There is no point in an airline carrying out a safety audit unless its employees, from chief executive to check-in clerk, are prepared to hear the truth, to recognise it as the truth, and then implement the findings.

That may not be easy. Implementation may demand a total change in a company culture, and a in the way that individual employees think about their own work, knowledge and skills, their immediate colleagues, and their place in the company team.

Korean Air (KAL) is undergoing an audit now, having suffered 11 serious accidents since 1990. By anyone's standards, those numbers represent the symptoms of a system in trouble. If any Korean employee thinks that the airline does not have a safety problem, or that he or she has no part to play in correcting the situation, then the audit might as well be thrown in the bin now for all the good it will do.

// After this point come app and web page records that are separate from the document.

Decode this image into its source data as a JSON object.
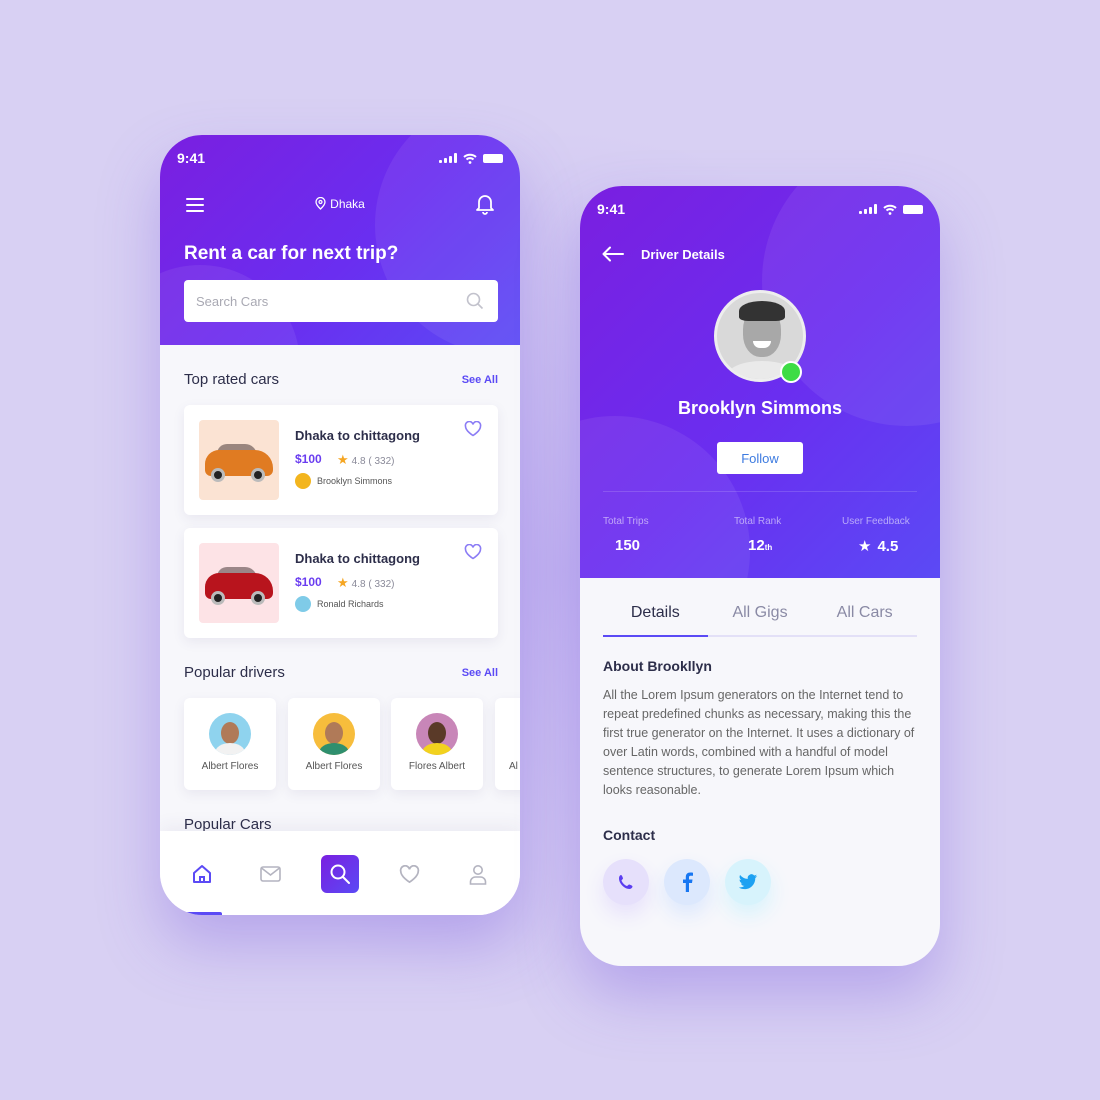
{
  "phone1": {
    "status_time": "9:41",
    "location": "Dhaka",
    "hero_title": "Rent a car for next trip?",
    "search": {
      "placeholder": "Search Cars",
      "value": ""
    },
    "top_rated": {
      "title": "Top rated cars",
      "see_all": "See All",
      "cars": [
        {
          "title": "Dhaka to chittagong",
          "price": "$100",
          "rating": "4.8 ( 332)",
          "owner": "Brooklyn Simmons",
          "car_color": "#e07b22",
          "thumb_bg": "#fbe3d3",
          "avatar_bg": "#f3b51e"
        },
        {
          "title": "Dhaka to chittagong",
          "price": "$100",
          "rating": "4.8 ( 332)",
          "owner": "Ronald Richards",
          "car_color": "#b8141d",
          "thumb_bg": "#fde3e6",
          "avatar_bg": "#7fcbe8"
        }
      ]
    },
    "popular_drivers": {
      "title": "Popular drivers",
      "see_all": "See All",
      "drivers": [
        {
          "name": "Albert Flores",
          "avatar_bg": "#8fd3ee",
          "shirt": "#f2f2f2"
        },
        {
          "name": "Albert Flores",
          "avatar_bg": "#f7bd3c",
          "shirt": "#2f8f6e"
        },
        {
          "name": "Flores Albert",
          "avatar_bg": "#c886b8",
          "shirt": "#f2d21e"
        },
        {
          "name": "Al",
          "avatar_bg": "#cccccc",
          "shirt": "#eeeeee"
        }
      ]
    },
    "popular_cars": {
      "title": "Popular Cars"
    },
    "nav": [
      "home",
      "messages",
      "search",
      "favorites",
      "profile"
    ]
  },
  "phone2": {
    "status_time": "9:41",
    "title": "Driver Details",
    "name": "Brooklyn Simmons",
    "online": true,
    "follow_label": "Follow",
    "stats": [
      {
        "label": "Total Trips",
        "value": "150",
        "suffix": ""
      },
      {
        "label": "Total Rank",
        "value": "12",
        "suffix": "th"
      },
      {
        "label": "User Feedback",
        "value": "4.5",
        "suffix": ""
      }
    ],
    "tabs": [
      "Details",
      "All Gigs",
      "All Cars"
    ],
    "active_tab": "Details",
    "about_title": "About Brookllyn",
    "about_text": "All the Lorem Ipsum generators on the Internet tend to repeat predefined chunks as necessary, making this the first true generator on the Internet. It uses a dictionary of over Latin words, combined with a handful of model sentence structures, to generate Lorem Ipsum which looks reasonable.",
    "contact_title": "Contact",
    "contacts": [
      {
        "type": "phone",
        "bg": "#e6e0fb",
        "color": "#5b3ef0"
      },
      {
        "type": "facebook",
        "bg": "#dce8fd",
        "color": "#1877f2"
      },
      {
        "type": "twitter",
        "bg": "#d7f3fc",
        "color": "#1da1f2"
      }
    ]
  },
  "colors": {
    "accent": "#5b4af5",
    "hero_start": "#7a1fe0",
    "hero_end": "#5b4af5",
    "text_dark": "#2d2e4a",
    "online": "#3ddc45",
    "star": "#f5a623"
  }
}
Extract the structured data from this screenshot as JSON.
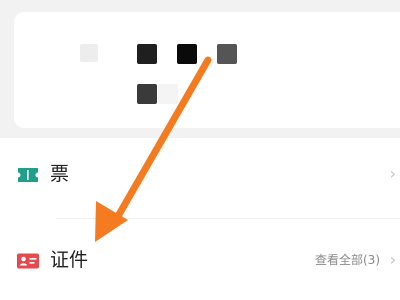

KAL is not alone in having a poor safety record. There are many airlines which do. China Airlines (CAL) is one of them. After the disastrous CAL accident at Nagoya, Japan in 1994 the airline's management acted, or said it did. Heads rolled, a safety review was carried out, crews were retrained. Then in February 1998, at the airline's own base - Taipei - another tragedy occurred involving the same aeroplane type and the same basic handling errors as at Nagoya. In both events the aircraft were carrying out a go-around manoeuvre with perfectly serviceable aeroplanes and the pilots lost control. Since the Taipei crash Taiwan has acted to set up a safety body like the US National Transportation Safety Board. It will do no good at all unless the airline is prepared to listen to the results of a constructive, independent safety audit of its way of doing things, to open its corporate mind to what is behind the accidents it has suffered and what it will take to make safety happen.

In KAL's recent reluctant acknowledgement of a leaked internal safety report which makes chilling reading, the airline has made a worrying statement about the report's nature. KAL says that the reporter, a senior training captain, went beyond the scope of what was expected from the audit. Well, if an airline wants a safety audit that will be completely useless, all it has to do is give the auditor a form with a list of boxes to tick and instructions not to add anything else.

When Korean's codeshare partner Delta Air Lines has completed its independent safety audit, is KAL going to ignore anything which clashes with traditional ways? Time will tell.

On the other hand, Korean's executive vice-president Yi Taek Shim shows a fine grasp of the most powerful safety incentive of all, and it is not threats from an aviation authority or recommendations from a transportation safety board. He says that if the airline does not improve, it will become "isolated in the airline industry, unable to survive."

Airlines today face more competition in a rapidly liberalising global market. Progressively fewer routes are flown by two airlines only. Passengers have choice where they did not before, and one of the products they will consciously be purchasing when they buy a ticket is safety. Any airline that is perceived to be significantly less safe than a competitor will either lose customers or have to bribe them on board by accepting lower yields. Put simply, safety has always been good business, but it is becoming more important. Having to lower yields when increased competition has already made them marginal is becoming more damaging.

There is another commercial force to be reckoned with. If an airline wants to become, and remain, a part of a global alliance, or even to simply codeshare as Korean does with Delta, it cannot afford to become an embarrassment to its partners. It is no accident that Delta is carrying out the KAL safety audit. There was a fuss in the USA when it was found that many passengers on board the September 1998 Swissair Boeing MD-11 when it crashed off Nova Scotia were flying on Delta flight numbers, and Swissair has one of the world's best safety records. Delta is clearly not indifferent to the reaction there would be if Delta passengers were to come to harm on a flight operated by KAL, or on any other of its partner airlines.

Source: Flight International